== Segment start ==
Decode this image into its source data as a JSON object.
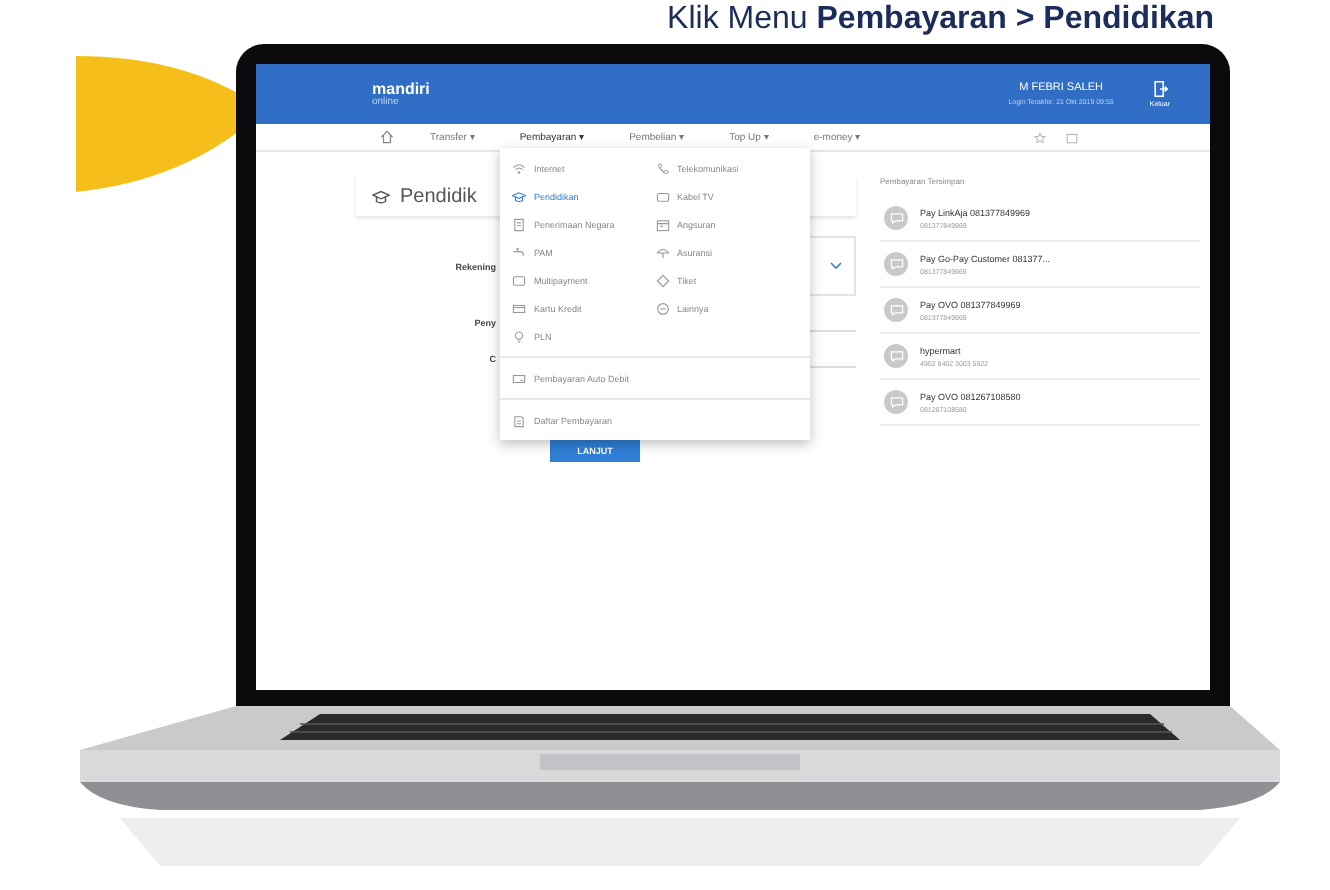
{
  "heading": "Klik Menu **Pembayaran > Pendidikan**",
  "header": {
    "logo": "mandiri",
    "logo_sub": "online",
    "user": "M FEBRI SALEH",
    "last_login": "Login Terakhir: 21 Okt 2019 09:55",
    "logout": "Keluar"
  },
  "nav": [
    {
      "label": "Transfer ▾",
      "selected": false
    },
    {
      "label": "Pembayaran ▾",
      "selected": true
    },
    {
      "label": "Pembelian ▾",
      "selected": false
    },
    {
      "label": "Top Up ▾",
      "selected": false
    },
    {
      "label": "e-money ▾",
      "selected": false
    }
  ],
  "menu": {
    "columns": [
      [
        {
          "label": "Internet",
          "selected": false
        },
        {
          "label": "Pendidikan",
          "selected": true
        },
        {
          "label": "Penerimaan Negara",
          "selected": false
        },
        {
          "label": "PAM",
          "selected": false
        },
        {
          "label": "Multipayment",
          "selected": false
        },
        {
          "label": "Kartu Kredit",
          "selected": false
        },
        {
          "label": "PLN",
          "selected": false
        }
      ],
      [
        {
          "label": "Telekomunikasi",
          "selected": false
        },
        {
          "label": "Kabel TV",
          "selected": false
        },
        {
          "label": "Angsuran",
          "selected": false
        },
        {
          "label": "Asuransi",
          "selected": false
        },
        {
          "label": "Tiket",
          "selected": false
        },
        {
          "label": "Lainnya",
          "selected": false
        }
      ]
    ],
    "extra": [
      {
        "label": "Pembayaran Auto Debit",
        "selected": false
      },
      {
        "label": "Daftar Pembayaran",
        "selected": false
      }
    ]
  },
  "page": {
    "title": "Pendidik",
    "fields": [
      {
        "label": "Rekening"
      },
      {
        "label": "Peny"
      },
      {
        "label": "C"
      }
    ],
    "button": "LANJUT"
  },
  "saved": {
    "title": "Pembayaran Tersimpan",
    "items": [
      {
        "name": "Pay LinkAja 081377849969",
        "number": "081377849969"
      },
      {
        "name": "Pay Go-Pay Customer 081377...",
        "number": "081377849969"
      },
      {
        "name": "Pay OVO 081377849969",
        "number": "081377849969"
      },
      {
        "name": "hypermart",
        "number": "4902 8402 3003 5522"
      },
      {
        "name": "Pay OVO 081267108580",
        "number": "081267108580"
      }
    ]
  }
}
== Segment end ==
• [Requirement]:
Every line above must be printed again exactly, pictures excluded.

• [Solution to the problem]:
Decode this image into its source data as a JSON object.
{
  "heading": "Klik Menu **Pembayaran > Pendidikan**",
  "header": {
    "logo": "mandiri",
    "logo_sub": "online",
    "user": "M FEBRI SALEH",
    "last_login": "Login Terakhir: 21 Okt 2019 09:55",
    "logout": "Keluar"
  },
  "nav": [
    {
      "label": "Transfer ▾",
      "selected": false
    },
    {
      "label": "Pembayaran ▾",
      "selected": true
    },
    {
      "label": "Pembelian ▾",
      "selected": false
    },
    {
      "label": "Top Up ▾",
      "selected": false
    },
    {
      "label": "e-money ▾",
      "selected": false
    }
  ],
  "menu": {
    "columns": [
      [
        {
          "label": "Internet",
          "selected": false
        },
        {
          "label": "Pendidikan",
          "selected": true
        },
        {
          "label": "Penerimaan Negara",
          "selected": false
        },
        {
          "label": "PAM",
          "selected": false
        },
        {
          "label": "Multipayment",
          "selected": false
        },
        {
          "label": "Kartu Kredit",
          "selected": false
        },
        {
          "label": "PLN",
          "selected": false
        }
      ],
      [
        {
          "label": "Telekomunikasi",
          "selected": false
        },
        {
          "label": "Kabel TV",
          "selected": false
        },
        {
          "label": "Angsuran",
          "selected": false
        },
        {
          "label": "Asuransi",
          "selected": false
        },
        {
          "label": "Tiket",
          "selected": false
        },
        {
          "label": "Lainnya",
          "selected": false
        }
      ]
    ],
    "extra": [
      {
        "label": "Pembayaran Auto Debit",
        "selected": false
      },
      {
        "label": "Daftar Pembayaran",
        "selected": false
      }
    ]
  },
  "page": {
    "title": "Pendidik",
    "fields": [
      {
        "label": "Rekening"
      },
      {
        "label": "Peny"
      },
      {
        "label": "C"
      }
    ],
    "button": "LANJUT"
  },
  "saved": {
    "title": "Pembayaran Tersimpan",
    "items": [
      {
        "name": "Pay LinkAja 081377849969",
        "number": "081377849969"
      },
      {
        "name": "Pay Go-Pay Customer 081377...",
        "number": "081377849969"
      },
      {
        "name": "Pay OVO 081377849969",
        "number": "081377849969"
      },
      {
        "name": "hypermart",
        "number": "4902 8402 3003 5522"
      },
      {
        "name": "Pay OVO 081267108580",
        "number": "081267108580"
      }
    ]
  }
}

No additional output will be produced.